* **Problem requirements**: Copy the records below in full, keeping each word as it is but omitting the pictures.

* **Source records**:
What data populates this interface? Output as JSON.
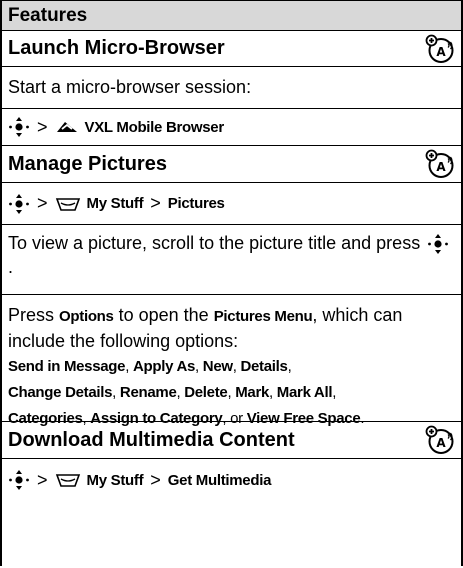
{
  "header": {
    "title": "Features"
  },
  "sections": {
    "launch": {
      "title": "Launch Micro-Browser",
      "description": "Start a micro-browser session:",
      "path": {
        "sep": ">",
        "item": "VXL Mobile Browser"
      }
    },
    "pictures": {
      "title": "Manage Pictures",
      "path": {
        "sep1": ">",
        "item1": "My Stuff",
        "sep2": ">",
        "item2": "Pictures"
      },
      "view_text": "To view a picture, scroll to the picture title and press",
      "view_end": ".",
      "press": "Press",
      "options_key": "Options",
      "to_open": "to open the",
      "menu_name": "Pictures Menu",
      "menu_suffix": ", which can include the following options:",
      "opt": {
        "send": "Send in Message",
        "c1": ", ",
        "apply": "Apply As",
        "c2": ", ",
        "new": "New",
        "c3": ", ",
        "details": "Details",
        "c4": ",",
        "change": "Change Details",
        "c5": ", ",
        "rename": "Rename",
        "c6": ", ",
        "delete": "Delete",
        "c7": ", ",
        "mark": "Mark",
        "c8": ", ",
        "markall": "Mark All",
        "c9": ",",
        "categories": "Categories",
        "c10": ", ",
        "assign": "Assign to Category",
        "c11": ", or ",
        "free": "View Free Space",
        "c12": "."
      }
    },
    "download": {
      "title": "Download Multimedia Content",
      "path": {
        "sep1": ">",
        "item1": "My Stuff",
        "sep2": ">",
        "item2": "Get Multimedia"
      }
    }
  },
  "icons": {
    "network": "network-feature-icon",
    "nav": "nav-key-icon",
    "browser": "browser-icon",
    "mystuff": "my-stuff-icon"
  }
}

* **Exercise solution**:
What data populates this interface? Output as JSON.
{
  "header": {
    "title": "Features"
  },
  "sections": {
    "launch": {
      "title": "Launch Micro-Browser",
      "description": "Start a micro-browser session:",
      "path": {
        "sep": ">",
        "item": "VXL Mobile Browser"
      }
    },
    "pictures": {
      "title": "Manage Pictures",
      "path": {
        "sep1": ">",
        "item1": "My Stuff",
        "sep2": ">",
        "item2": "Pictures"
      },
      "view_text": "To view a picture, scroll to the picture title and press",
      "view_end": ".",
      "press": "Press",
      "options_key": "Options",
      "to_open": "to open the",
      "menu_name": "Pictures Menu",
      "menu_suffix": ", which can include the following options:",
      "opt": {
        "send": "Send in Message",
        "c1": ", ",
        "apply": "Apply As",
        "c2": ", ",
        "new": "New",
        "c3": ", ",
        "details": "Details",
        "c4": ",",
        "change": "Change Details",
        "c5": ", ",
        "rename": "Rename",
        "c6": ", ",
        "delete": "Delete",
        "c7": ", ",
        "mark": "Mark",
        "c8": ", ",
        "markall": "Mark All",
        "c9": ",",
        "categories": "Categories",
        "c10": ", ",
        "assign": "Assign to Category",
        "c11": ", or ",
        "free": "View Free Space",
        "c12": "."
      }
    },
    "download": {
      "title": "Download Multimedia Content",
      "path": {
        "sep1": ">",
        "item1": "My Stuff",
        "sep2": ">",
        "item2": "Get Multimedia"
      }
    }
  },
  "icons": {
    "network": "network-feature-icon",
    "nav": "nav-key-icon",
    "browser": "browser-icon",
    "mystuff": "my-stuff-icon"
  }
}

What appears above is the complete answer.